Using the listing below, report each line holding the string "label".

* * * *

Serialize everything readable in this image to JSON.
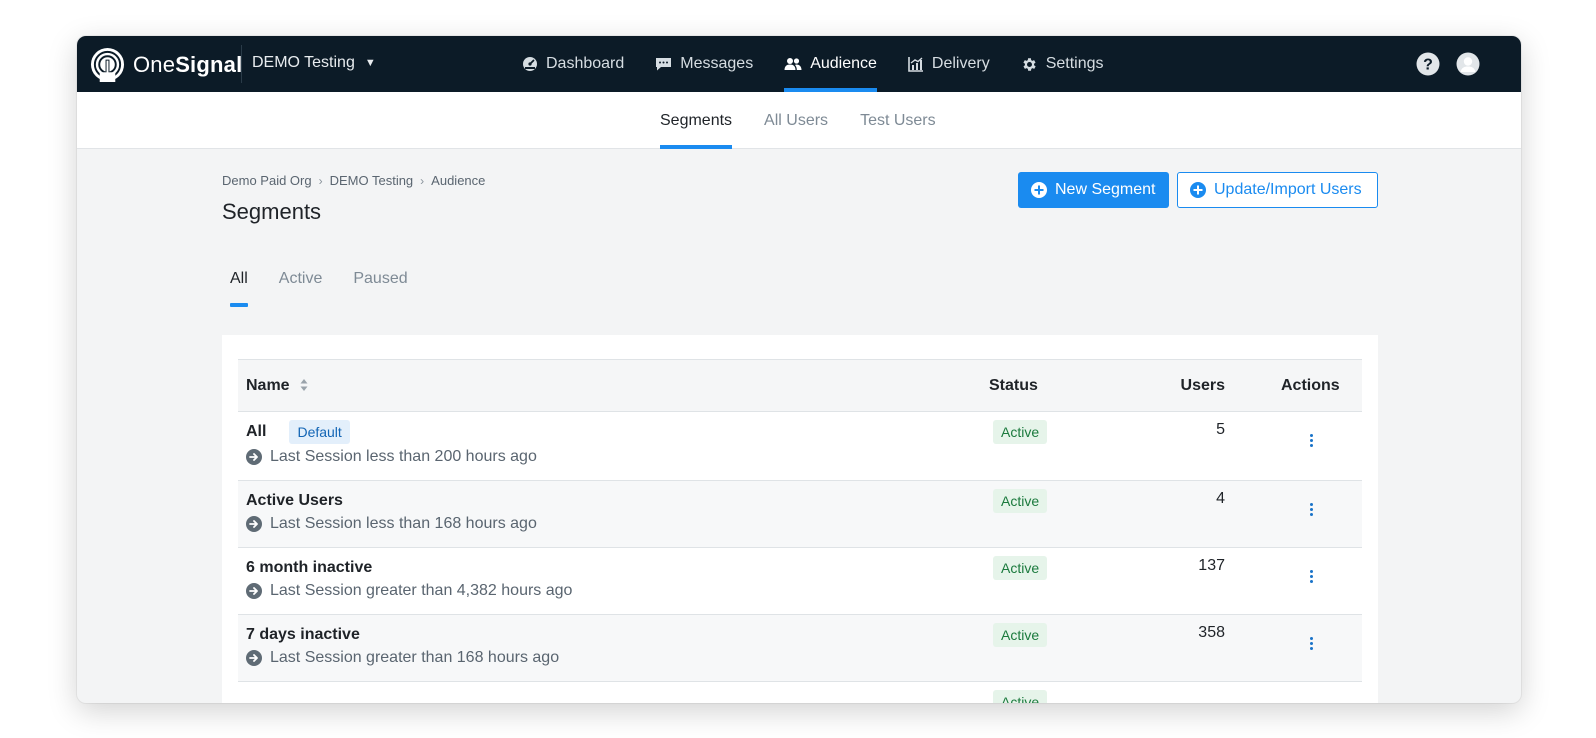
{
  "app": {
    "logo_one": "One",
    "logo_signal": "Signal",
    "current_app": "DEMO Testing"
  },
  "nav": [
    {
      "label": "Dashboard",
      "icon": "dashboard-icon"
    },
    {
      "label": "Messages",
      "icon": "messages-icon"
    },
    {
      "label": "Audience",
      "icon": "audience-icon",
      "active": true
    },
    {
      "label": "Delivery",
      "icon": "delivery-icon"
    },
    {
      "label": "Settings",
      "icon": "settings-icon"
    }
  ],
  "subnav": [
    {
      "label": "Segments",
      "active": true
    },
    {
      "label": "All Users"
    },
    {
      "label": "Test Users"
    }
  ],
  "breadcrumb": [
    "Demo Paid Org",
    "DEMO Testing",
    "Audience"
  ],
  "page_title": "Segments",
  "buttons": {
    "new_segment": "New Segment",
    "update_import": "Update/Import Users"
  },
  "filters": [
    {
      "label": "All",
      "active": true
    },
    {
      "label": "Active"
    },
    {
      "label": "Paused"
    }
  ],
  "table": {
    "headers": {
      "name": "Name",
      "status": "Status",
      "users": "Users",
      "actions": "Actions"
    },
    "rows": [
      {
        "name": "All",
        "badge": "Default",
        "rule": "Last Session less than 200 hours ago",
        "status": "Active",
        "users": "5"
      },
      {
        "name": "Active Users",
        "badge": "",
        "rule": "Last Session less than 168 hours ago",
        "status": "Active",
        "users": "4"
      },
      {
        "name": "6 month inactive",
        "badge": "",
        "rule": "Last Session greater than 4,382 hours ago",
        "status": "Active",
        "users": "137"
      },
      {
        "name": "7 days inactive",
        "badge": "",
        "rule": "Last Session greater than 168 hours ago",
        "status": "Active",
        "users": "358"
      },
      {
        "name": "",
        "badge": "",
        "rule": "",
        "status": "Active",
        "users": ""
      }
    ]
  },
  "colors": {
    "nav_bg": "#0c1b27",
    "accent": "#1a8bf0",
    "status_active_bg": "#e6f4ea",
    "status_active_text": "#1b7a3d"
  }
}
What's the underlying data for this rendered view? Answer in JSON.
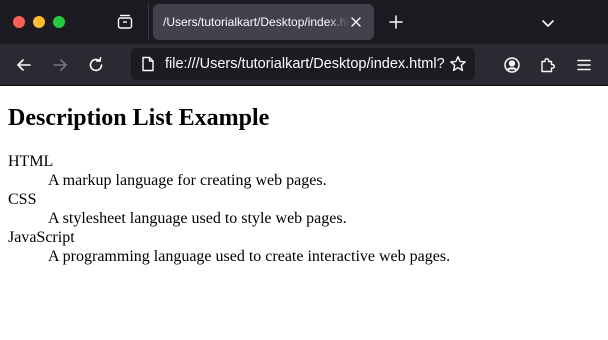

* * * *

**Your response**
      "label": "Dashboard",
      "label": "Messages",
      "label": "Audience",
      "label": "Delivery",
      "label": "Settings",
      "label": "Segments",
      "label": "All Users"
      "label": "Test Users"
      "label": "All",
      "label": "Active"
      "label": "Paused"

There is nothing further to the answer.